05/14/2008 09:19 pm ET | Updated May 25, 2011

al_green_f.jpg picture by BrandoBardot

Otis Redding, Marvin Gaye, Jackie Wilson, Curtis Mayfield, my beloved Ike Turner...they are all gone dammit. Gone.  How any self respecting (or self flagellating) Christian thinks I should believe in God is beyond me. Not that I need God necessarily and yet, when I hear that true soul Survivor, Al Green, I start thinking...Jesus Christ...maybe I do. Green, one of the greatest soul singers ever placed on this God-forsaken planet is (yes, thank God again, apologies Christopher Hitchens) still living, still putting out records and still performing live. One of the last real soul singers blessing our landscape -- especially a musical landscape populated by lip-synching video vixens, pop punk whiners and the very allowance of Kevin Federline cutting a rap record, Al Green will make you believe. And since I've been writing a lot of obituaries lately, I thought honoring the man alive -- was in order.

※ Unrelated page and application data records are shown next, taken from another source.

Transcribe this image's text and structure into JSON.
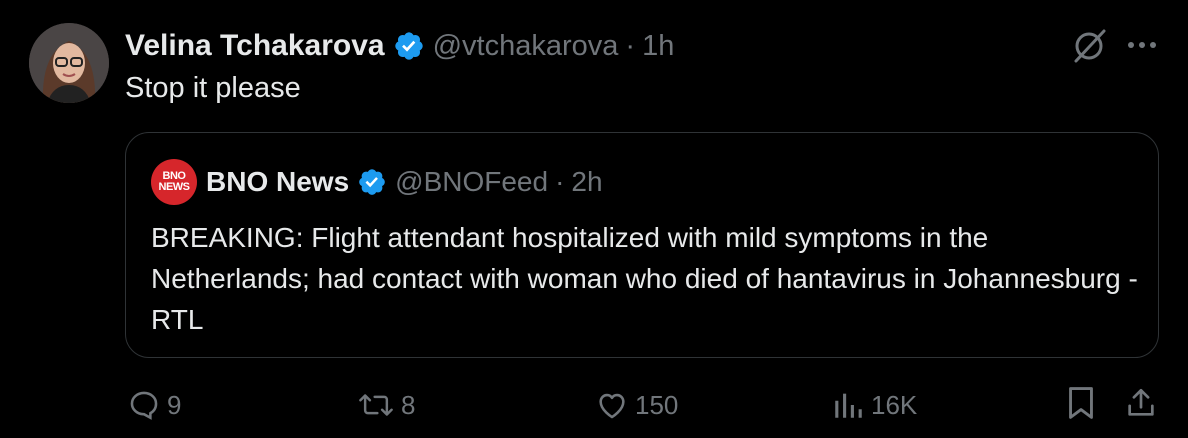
{
  "tweet": {
    "author_name": "Velina Tchakarova",
    "handle": "@vtchakarova",
    "separator": "·",
    "time": "1h",
    "text": "Stop it please",
    "verified": true
  },
  "quoted_tweet": {
    "logo_top": "BNO",
    "logo_bottom": "NEWS",
    "author_name": "BNO News",
    "handle": "@BNOFeed",
    "separator": "·",
    "time": "2h",
    "text": "BREAKING: Flight attendant hospitalized with mild symptoms in the Netherlands; had contact with woman who died of hantavirus in Johannesburg - RTL",
    "verified": true
  },
  "actions": {
    "replies": "9",
    "reposts": "8",
    "likes": "150",
    "views": "16K"
  },
  "icons": {
    "grok": "grok-icon",
    "more": "more-icon",
    "reply": "reply-icon",
    "repost": "repost-icon",
    "like": "heart-icon",
    "views": "views-icon",
    "bookmark": "bookmark-icon",
    "share": "share-icon"
  },
  "colors": {
    "background": "#000000",
    "text_primary": "#e7e9ea",
    "text_secondary": "#71767b",
    "verified_blue": "#1d9bf0",
    "border": "#2f3336",
    "bno_red": "#d6262b"
  }
}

algreengreatesthits.jpg picture by BrandoBardot

The Arkansas-born, Michigan-raised, Memphis-living Green made brilliant albums during his Hi Records heyday (Al Green Gets Next to You, Let's Stay Together, I'm Still in Love With You, Call Me), his live performances (which I've fanatically collected over the years) were something to behold -- sexy, inspirational, transcendent experiences that weren't simply swoon-worthy (though the ladies love Al Green), but genius examples of tightness and improvisation. Al Green can riff out of the margins, break from his sensuous midrange to talk to the audience and then lift to falsetto only to bust into a goose-bump-inducing raw growl that comes from a place so deep it's nearly impossible to describe its power.

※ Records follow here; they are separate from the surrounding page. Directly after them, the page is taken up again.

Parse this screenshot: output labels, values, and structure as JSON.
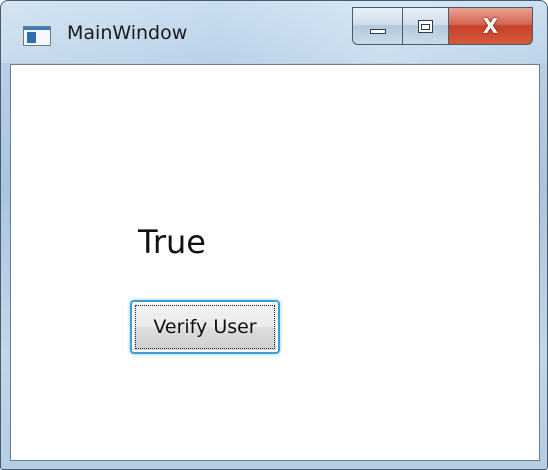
{
  "window": {
    "title": "MainWindow",
    "icon": "app-window-icon",
    "controls": {
      "minimize_icon": "minimize-icon",
      "maximize_icon": "maximize-icon",
      "close_label": "X"
    }
  },
  "content": {
    "status_text": "True",
    "verify_button_label": "Verify User"
  },
  "colors": {
    "focus_accent": "#3c9fd6",
    "close_button": "#c4412a"
  }
}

To use simpler terms, Green performs with raw, soulful intensity in its purest form. And where do you see that anymore? Excuse the easy takedowns, but seriously, Beyonce, Rihanna? Give those girls some Al Green Midnight Special performances simply to remind them not, what only a real singer is, but a real entertainer, and a real interpreter of song.

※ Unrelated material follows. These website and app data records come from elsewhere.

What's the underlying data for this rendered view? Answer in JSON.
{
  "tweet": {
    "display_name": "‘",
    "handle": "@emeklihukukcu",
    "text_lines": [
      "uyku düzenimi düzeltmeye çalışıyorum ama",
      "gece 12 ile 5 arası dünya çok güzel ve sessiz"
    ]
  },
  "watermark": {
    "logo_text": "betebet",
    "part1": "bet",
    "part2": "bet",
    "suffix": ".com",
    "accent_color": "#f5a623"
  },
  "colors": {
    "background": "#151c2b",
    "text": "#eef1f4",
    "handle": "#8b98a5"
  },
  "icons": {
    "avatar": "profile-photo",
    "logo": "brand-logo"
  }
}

algreensexy.gif picture by BrandoBardot

And Green's realness can be achieved anywhere, from the soundstages of Soul Train to still-packed concert halls to his Full Gospel Tabernacle where the soul icon remains the residing reverend. If you're ever in Memphis, don't miss the chance to possibly catch Mr. Green presiding over worship -- an experience that, years back, one of my atheist-leaning friends caught and was so significantly inspired by, the tough guy was moved to tears. If you've ever watched Green perform the baptism-by-orgasm "Take Me to the River," you'll completely understand my friend's reaction.

algreenmike.jpg picture by BrandoBardot

And further, if you've ever suffered through many of our current pop stars, you'll feel a little sadness that performers like Al Green barely exist anymore in popular entertainment. I mean, really. What the hell happened? There's plenty of gritty soulful artists out there (thank you Andre Williams, thank you T. Model Ford, thank you Black Keys -- and thank you for almost recording an album with Ike Turner) but gone are the days when you could actually turn a large clunky dial and see these kinds of geniuses on the five channel boob tube. I hate to say this, but our parents were lucky. No wonder my father went through that leather vest, leather cap, butterfly collar phase. I always thought it might have been some Charles Bronson Death Wish nervous breakdown situation. (Remember when Bronson remodels his apartment all swinging '70s garish in the movie? That's what divorce did to some men, even without the murder and vigilantism -- but I digress.) Anyway, it was probably all that Al Green in the 8-track. That's some potent stuff.

And I do mean stuff, since Green makes me want to pop a doll and worship God at the same time. Especially when he sings the sexy haunting "Jesus Is Waiting" -- and with a sling!  You can interpret this Soul Train performance as pure holy or holy high-high (check out Green's eyes) or whatever kind of godliness you apply to your Green, but one thing's for sure, it's on a holy high mountain of silky hot brilliance. That's religion.

Read more Kim Morgan at Sunset Gun.